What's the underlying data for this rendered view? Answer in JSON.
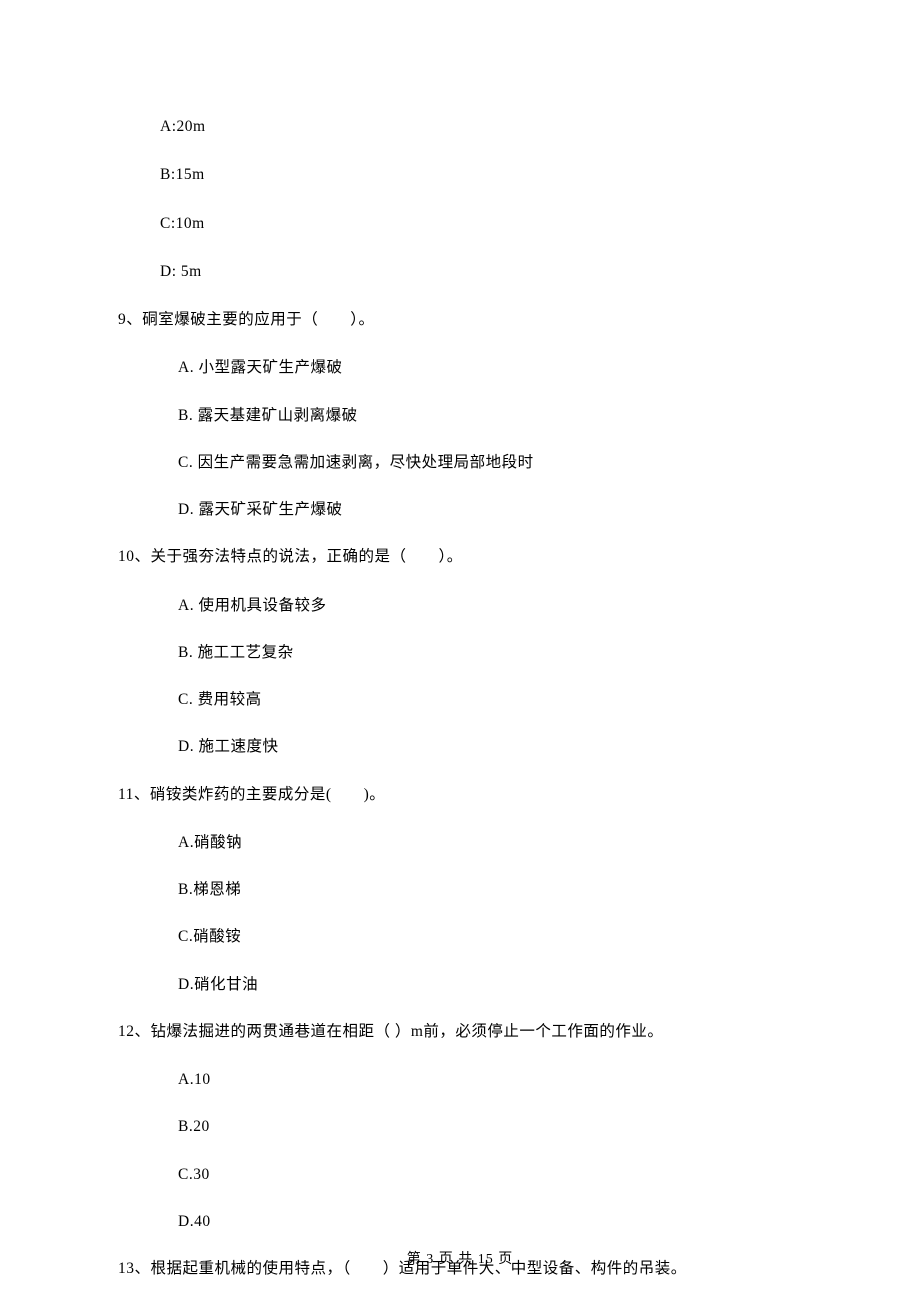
{
  "top_options": {
    "a": "A:20m",
    "b": "B:15m",
    "c": "C:10m",
    "d": "D: 5m"
  },
  "q9": {
    "text": "9、硐室爆破主要的应用于（　　）。",
    "a": "A.  小型露天矿生产爆破",
    "b": "B.  露天基建矿山剥离爆破",
    "c": "C.  因生产需要急需加速剥离，尽快处理局部地段时",
    "d": "D.  露天矿采矿生产爆破"
  },
  "q10": {
    "text": "10、关于强夯法特点的说法，正确的是（　　）。",
    "a": "A.  使用机具设备较多",
    "b": "B.  施工工艺复杂",
    "c": "C.  费用较高",
    "d": "D.  施工速度快"
  },
  "q11": {
    "text": "11、硝铵类炸药的主要成分是(　　)。",
    "a": "A.硝酸钠",
    "b": "B.梯恩梯",
    "c": "C.硝酸铵",
    "d": "D.硝化甘油"
  },
  "q12": {
    "text": "12、钻爆法掘进的两贯通巷道在相距（  ）m前，必须停止一个工作面的作业。",
    "a": "A.10",
    "b": "B.20",
    "c": "C.30",
    "d": "D.40"
  },
  "q13": {
    "text": "13、根据起重机械的使用特点，（　　）适用于单件大、中型设备、构件的吊装。"
  },
  "footer": "第 3 页 共 15 页"
}
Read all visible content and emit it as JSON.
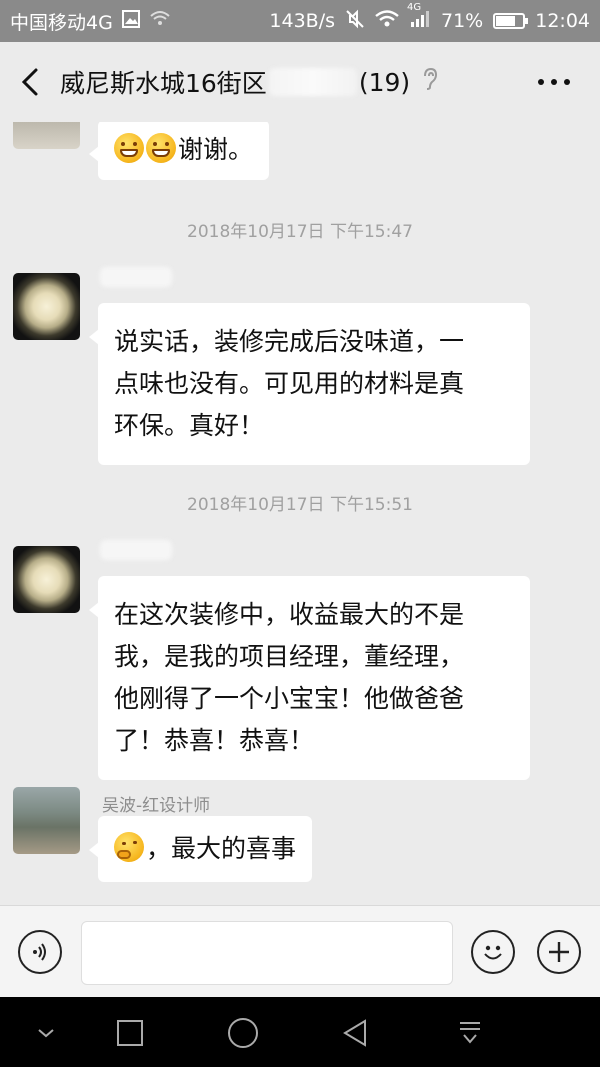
{
  "status_bar": {
    "carrier": "中国移动4G",
    "net_speed": "143B/s",
    "signal_label": "4G",
    "battery_percent": "71%",
    "battery_level": 0.71,
    "time": "12:04"
  },
  "header": {
    "title_prefix": "威尼斯水城16街区",
    "member_count": "(19)"
  },
  "messages": [
    {
      "type": "bubble",
      "text": "谢谢。",
      "emojis": [
        "grinning-face",
        "grinning-face"
      ]
    },
    {
      "type": "timestamp",
      "text": "2018年10月17日 下午15:47"
    },
    {
      "type": "bubble",
      "lines": [
        "说实话，装修完成后没味道，一",
        "点味也没有。可见用的材料是真",
        "环保。真好！"
      ]
    },
    {
      "type": "timestamp",
      "text": "2018年10月17日 下午15:51"
    },
    {
      "type": "bubble",
      "lines": [
        "在这次装修中，收益最大的不是",
        "我，是我的项目经理，董经理，",
        "他刚得了一个小宝宝！他做爸爸",
        "了！恭喜！恭喜！"
      ]
    },
    {
      "type": "bubble",
      "sender": "吴波-红设计师",
      "text": "，最大的喜事",
      "emojis": [
        "thinking-face"
      ]
    }
  ],
  "input": {
    "placeholder": ""
  },
  "colors": {
    "status_bar_bg": "#8a8a8a",
    "chat_bg": "#ebebeb",
    "bubble_bg": "#ffffff",
    "nav_bg": "#000000"
  }
}
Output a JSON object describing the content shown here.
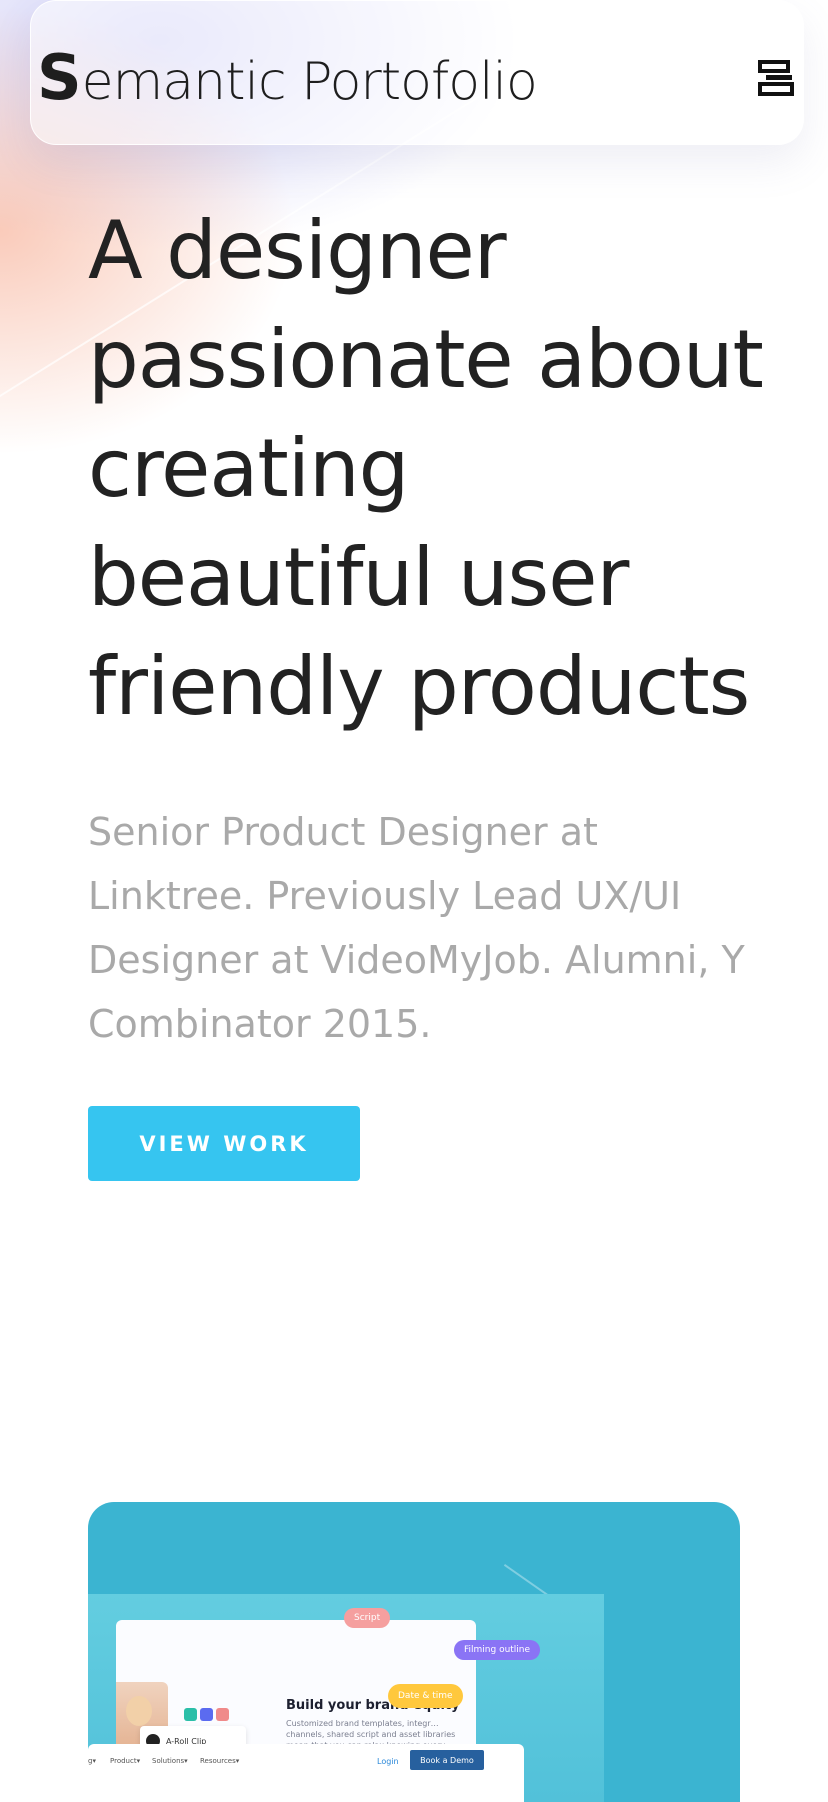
{
  "header": {
    "brand_initial": "S",
    "brand_rest": "emantic Portofolio",
    "menu_icon": "menu-bars-icon"
  },
  "hero": {
    "headline_lines": [
      "A designer",
      "passionate about",
      "creating",
      "beautiful user",
      "friendly products"
    ],
    "bio": "Senior Product Designer at Linktree. Previously Lead UX/UI Designer at VideoMyJob. Alumni, Y Combinator 2015.",
    "cta_label": "VIEW WORK"
  },
  "project_preview": {
    "heading": "Build your brand equity",
    "copy": "Customized brand templates, integr… channels, shared script and asset libraries mean that you can relax knowing every video is on-message and on-brand.",
    "pills": {
      "script": "Script",
      "filming": "Filming outline",
      "date": "Date & time"
    },
    "clip_label": "A-Roll Clip",
    "nav_items": [
      "g▾",
      "Product▾",
      "Solutions▾",
      "Resources▾"
    ],
    "login": "Login",
    "demo": "Book a Demo",
    "swatches": [
      "#2bbfa8",
      "#5b6bf0",
      "#f08a8a"
    ]
  },
  "colors": {
    "accent": "#36c5f0",
    "card_bg": "#3bb4d1",
    "headline": "#222222",
    "bio": "#a9a9a9"
  }
}
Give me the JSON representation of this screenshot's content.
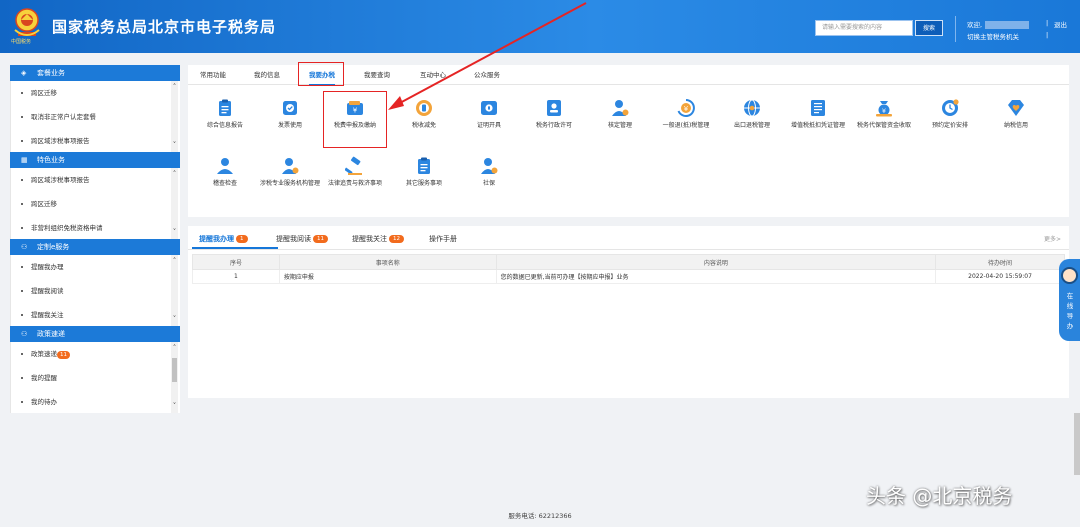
{
  "header": {
    "title": "国家税务总局北京市电子税务局",
    "emblem_caption": "中国税务",
    "search_placeholder": "请输入需要搜索的内容",
    "search_button": "搜索",
    "welcome": "欢迎,",
    "switch_label": "切换主管税务机关",
    "logout": "退出",
    "separator": "|"
  },
  "sidebar": {
    "groups": [
      {
        "title": "套餐业务",
        "icon": "layers-icon",
        "items": [
          "跨区迁移",
          "取消非正常户认定套餐",
          "跨区域涉税事项报告"
        ]
      },
      {
        "title": "特色业务",
        "icon": "grid-icon",
        "items": [
          "跨区域涉税事项报告",
          "跨区迁移",
          "非营利组织免税资格申请"
        ]
      },
      {
        "title": "定制e服务",
        "icon": "user-icon",
        "items": [
          "提醒我办理",
          "提醒我阅读",
          "提醒我关注"
        ]
      },
      {
        "title": "政策速递",
        "icon": "user-icon",
        "items": [
          "政策速递",
          "我的提醒",
          "我的待办"
        ],
        "badge": "11"
      }
    ]
  },
  "top_tabs": [
    "常用功能",
    "我的信息",
    "我要办税",
    "我要查询",
    "互动中心",
    "公众服务"
  ],
  "active_top_tab": "我要办税",
  "functions_row1": [
    {
      "label": "综合信息报告",
      "icon": "clipboard-icon"
    },
    {
      "label": "发票使用",
      "icon": "invoice-icon"
    },
    {
      "label": "税费申报及缴纳",
      "icon": "wallet-yen-icon"
    },
    {
      "label": "税收减免",
      "icon": "coin-icon"
    },
    {
      "label": "证明开具",
      "icon": "certificate-icon"
    },
    {
      "label": "税务行政许可",
      "icon": "badge-icon"
    },
    {
      "label": "核定管理",
      "icon": "user-gear-icon"
    },
    {
      "label": "一般退(抵)税管理",
      "icon": "yen-refresh-icon"
    },
    {
      "label": "出口退税管理",
      "icon": "globe-icon"
    },
    {
      "label": "增值税抵扣凭证管理",
      "icon": "ticket-icon"
    },
    {
      "label": "税务代保管资金收取",
      "icon": "money-bag-icon"
    },
    {
      "label": "预约定价安排",
      "icon": "clock-yen-icon"
    },
    {
      "label": "纳税信用",
      "icon": "diamond-heart-icon"
    }
  ],
  "functions_row2": [
    {
      "label": "稽查检查",
      "icon": "user-icon"
    },
    {
      "label": "涉税专业服务机构管理",
      "icon": "user-check-icon"
    },
    {
      "label": "法律追责与救济事项",
      "icon": "gavel-icon"
    },
    {
      "label": "其它服务事项",
      "icon": "clipboard-icon"
    },
    {
      "label": "社保",
      "icon": "user-shield-icon"
    }
  ],
  "reminder_tabs": [
    {
      "label": "提醒我办理",
      "badge": "1"
    },
    {
      "label": "提醒我阅读",
      "badge": "11"
    },
    {
      "label": "提醒我关注",
      "badge": "12"
    },
    {
      "label": "操作手册",
      "badge": ""
    }
  ],
  "more_link": "更多>",
  "reminder_table": {
    "columns": [
      "序号",
      "事项名称",
      "内容说明",
      "待办时间"
    ],
    "rows": [
      [
        "1",
        "按期应申报",
        "您的数据已更新,当前可办理【按期应申报】业务",
        "2022-04-20 15:59:07"
      ]
    ]
  },
  "float_help": "在线导办",
  "footer": "服务电话: 62212366",
  "watermark": "头条 @北京税务",
  "colors": {
    "brand_blue": "#1c7ad8",
    "highlight_red": "#e52424",
    "badge_orange": "#f26b1d"
  }
}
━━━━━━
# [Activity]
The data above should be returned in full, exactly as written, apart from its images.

# [Solution to this task]
What's the underlying data for this rendered view? Answer in JSON.
{
  "top_options": {
    "a": "A:20m",
    "b": "B:15m",
    "c": "C:10m",
    "d": "D: 5m"
  },
  "q9": {
    "text": "9、硐室爆破主要的应用于（　　）。",
    "a": "A.  小型露天矿生产爆破",
    "b": "B.  露天基建矿山剥离爆破",
    "c": "C.  因生产需要急需加速剥离，尽快处理局部地段时",
    "d": "D.  露天矿采矿生产爆破"
  },
  "q10": {
    "text": "10、关于强夯法特点的说法，正确的是（　　）。",
    "a": "A.  使用机具设备较多",
    "b": "B.  施工工艺复杂",
    "c": "C.  费用较高",
    "d": "D.  施工速度快"
  },
  "q11": {
    "text": "11、硝铵类炸药的主要成分是(　　)。",
    "a": "A.硝酸钠",
    "b": "B.梯恩梯",
    "c": "C.硝酸铵",
    "d": "D.硝化甘油"
  },
  "q12": {
    "text": "12、钻爆法掘进的两贯通巷道在相距（  ）m前，必须停止一个工作面的作业。",
    "a": "A.10",
    "b": "B.20",
    "c": "C.30",
    "d": "D.40"
  },
  "q13": {
    "text": "13、根据起重机械的使用特点，（　　）适用于单件大、中型设备、构件的吊装。"
  },
  "footer": "第 3 页 共 15 页"
}
Read all visible content and emit it as JSON.
{
  "status_bar": {
    "carrier": "中国移动4G",
    "net_speed": "143B/s",
    "signal_label": "4G",
    "battery_percent": "71%",
    "battery_level": 0.71,
    "time": "12:04"
  },
  "header": {
    "title_prefix": "威尼斯水城16街区",
    "member_count": "(19)"
  },
  "messages": [
    {
      "type": "bubble",
      "text": "谢谢。",
      "emojis": [
        "grinning-face",
        "grinning-face"
      ]
    },
    {
      "type": "timestamp",
      "text": "2018年10月17日 下午15:47"
    },
    {
      "type": "bubble",
      "lines": [
        "说实话，装修完成后没味道，一",
        "点味也没有。可见用的材料是真",
        "环保。真好！"
      ]
    },
    {
      "type": "timestamp",
      "text": "2018年10月17日 下午15:51"
    },
    {
      "type": "bubble",
      "lines": [
        "在这次装修中，收益最大的不是",
        "我，是我的项目经理，董经理，",
        "他刚得了一个小宝宝！他做爸爸",
        "了！恭喜！恭喜！"
      ]
    },
    {
      "type": "bubble",
      "sender": "吴波-红设计师",
      "text": "，最大的喜事",
      "emojis": [
        "thinking-face"
      ]
    }
  ],
  "input": {
    "placeholder": ""
  },
  "colors": {
    "status_bar_bg": "#8a8a8a",
    "chat_bg": "#ebebeb",
    "bubble_bg": "#ffffff",
    "nav_bg": "#000000"
  }
}
Output a JSON object describing the content shown here.
{
  "header": {
    "brand_initial": "S",
    "brand_rest": "emantic Portofolio",
    "menu_icon": "menu-bars-icon"
  },
  "hero": {
    "headline_lines": [
      "A designer",
      "passionate about",
      "creating",
      "beautiful user",
      "friendly products"
    ],
    "bio": "Senior Product Designer at Linktree. Previously Lead UX/UI Designer at VideoMyJob. Alumni, Y Combinator 2015.",
    "cta_label": "VIEW WORK"
  },
  "project_preview": {
    "heading": "Build your brand equity",
    "copy": "Customized brand templates, integr… channels, shared script and asset libraries mean that you can relax knowing every video is on-message and on-brand.",
    "pills": {
      "script": "Script",
      "filming": "Filming outline",
      "date": "Date & time"
    },
    "clip_label": "A-Roll Clip",
    "nav_items": [
      "g▾",
      "Product▾",
      "Solutions▾",
      "Resources▾"
    ],
    "login": "Login",
    "demo": "Book a Demo",
    "swatches": [
      "#2bbfa8",
      "#5b6bf0",
      "#f08a8a"
    ]
  },
  "colors": {
    "accent": "#36c5f0",
    "card_bg": "#3bb4d1",
    "headline": "#222222",
    "bio": "#a9a9a9"
  }
}
Give me the JSON representation of this screenshot's content.
{
  "header": {
    "title": "国家税务总局北京市电子税务局",
    "emblem_caption": "中国税务",
    "search_placeholder": "请输入需要搜索的内容",
    "search_button": "搜索",
    "welcome": "欢迎,",
    "switch_label": "切换主管税务机关",
    "logout": "退出",
    "separator": "|"
  },
  "sidebar": {
    "groups": [
      {
        "title": "套餐业务",
        "icon": "layers-icon",
        "items": [
          "跨区迁移",
          "取消非正常户认定套餐",
          "跨区域涉税事项报告"
        ]
      },
      {
        "title": "特色业务",
        "icon": "grid-icon",
        "items": [
          "跨区域涉税事项报告",
          "跨区迁移",
          "非营利组织免税资格申请"
        ]
      },
      {
        "title": "定制e服务",
        "icon": "user-icon",
        "items": [
          "提醒我办理",
          "提醒我阅读",
          "提醒我关注"
        ]
      },
      {
        "title": "政策速递",
        "icon": "user-icon",
        "items": [
          "政策速递",
          "我的提醒",
          "我的待办"
        ],
        "badge": "11"
      }
    ]
  },
  "top_tabs": [
    "常用功能",
    "我的信息",
    "我要办税",
    "我要查询",
    "互动中心",
    "公众服务"
  ],
  "active_top_tab": "我要办税",
  "functions_row1": [
    {
      "label": "综合信息报告",
      "icon": "clipboard-icon"
    },
    {
      "label": "发票使用",
      "icon": "invoice-icon"
    },
    {
      "label": "税费申报及缴纳",
      "icon": "wallet-yen-icon"
    },
    {
      "label": "税收减免",
      "icon": "coin-icon"
    },
    {
      "label": "证明开具",
      "icon": "certificate-icon"
    },
    {
      "label": "税务行政许可",
      "icon": "badge-icon"
    },
    {
      "label": "核定管理",
      "icon": "user-gear-icon"
    },
    {
      "label": "一般退(抵)税管理",
      "icon": "yen-refresh-icon"
    },
    {
      "label": "出口退税管理",
      "icon": "globe-icon"
    },
    {
      "label": "增值税抵扣凭证管理",
      "icon": "ticket-icon"
    },
    {
      "label": "税务代保管资金收取",
      "icon": "money-bag-icon"
    },
    {
      "label": "预约定价安排",
      "icon": "clock-yen-icon"
    },
    {
      "label": "纳税信用",
      "icon": "diamond-heart-icon"
    }
  ],
  "functions_row2": [
    {
      "label": "稽查检查",
      "icon": "user-icon"
    },
    {
      "label": "涉税专业服务机构管理",
      "icon": "user-check-icon"
    },
    {
      "label": "法律追责与救济事项",
      "icon": "gavel-icon"
    },
    {
      "label": "其它服务事项",
      "icon": "clipboard-icon"
    },
    {
      "label": "社保",
      "icon": "user-shield-icon"
    }
  ],
  "reminder_tabs": [
    {
      "label": "提醒我办理",
      "badge": "1"
    },
    {
      "label": "提醒我阅读",
      "badge": "11"
    },
    {
      "label": "提醒我关注",
      "badge": "12"
    },
    {
      "label": "操作手册",
      "badge": ""
    }
  ],
  "more_link": "更多>",
  "reminder_table": {
    "columns": [
      "序号",
      "事项名称",
      "内容说明",
      "待办时间"
    ],
    "rows": [
      [
        "1",
        "按期应申报",
        "您的数据已更新,当前可办理【按期应申报】业务",
        "2022-04-20 15:59:07"
      ]
    ]
  },
  "float_help": "在线导办",
  "footer": "服务电话: 62212366",
  "watermark": "头条 @北京税务",
  "colors": {
    "brand_blue": "#1c7ad8",
    "highlight_red": "#e52424",
    "badge_orange": "#f26b1d"
  }
}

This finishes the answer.